■ **ACTION ITEM**: How many of the lines below contain the word "label"? Only the number is wanted.

-- GIVEN INFORMATION follows --

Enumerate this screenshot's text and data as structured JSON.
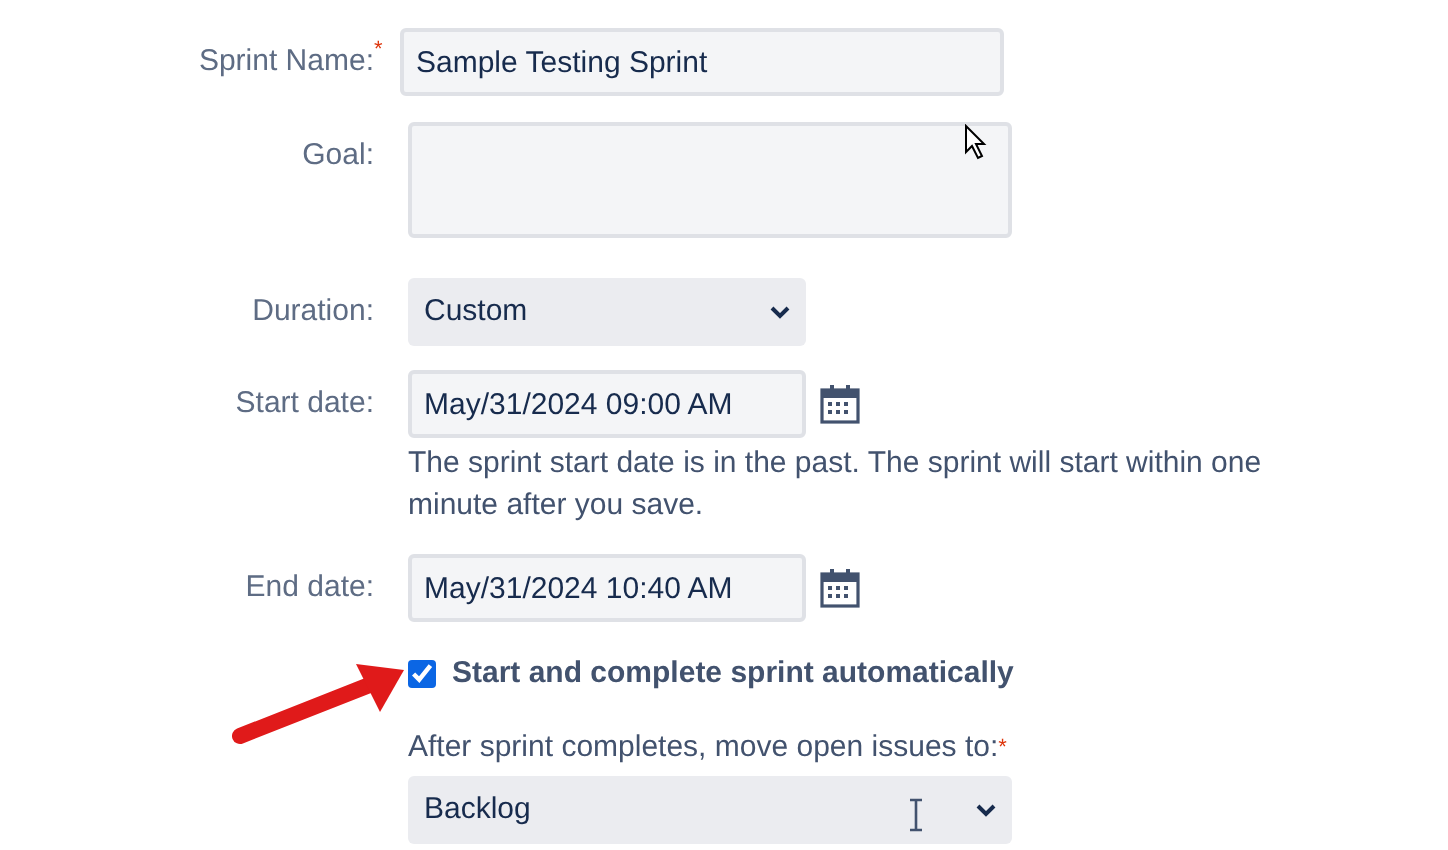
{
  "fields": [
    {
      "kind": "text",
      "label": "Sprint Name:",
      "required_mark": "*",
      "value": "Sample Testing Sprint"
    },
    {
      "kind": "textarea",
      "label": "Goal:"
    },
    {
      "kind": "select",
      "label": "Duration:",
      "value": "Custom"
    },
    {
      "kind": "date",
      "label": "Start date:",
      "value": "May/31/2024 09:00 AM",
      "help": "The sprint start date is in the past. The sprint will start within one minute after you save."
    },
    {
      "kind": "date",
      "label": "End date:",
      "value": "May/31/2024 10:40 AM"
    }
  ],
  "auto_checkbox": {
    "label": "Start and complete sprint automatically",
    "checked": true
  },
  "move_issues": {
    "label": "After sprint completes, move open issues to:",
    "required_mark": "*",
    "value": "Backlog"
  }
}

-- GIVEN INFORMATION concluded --

■ **PROBLEM SOLUTION**: 7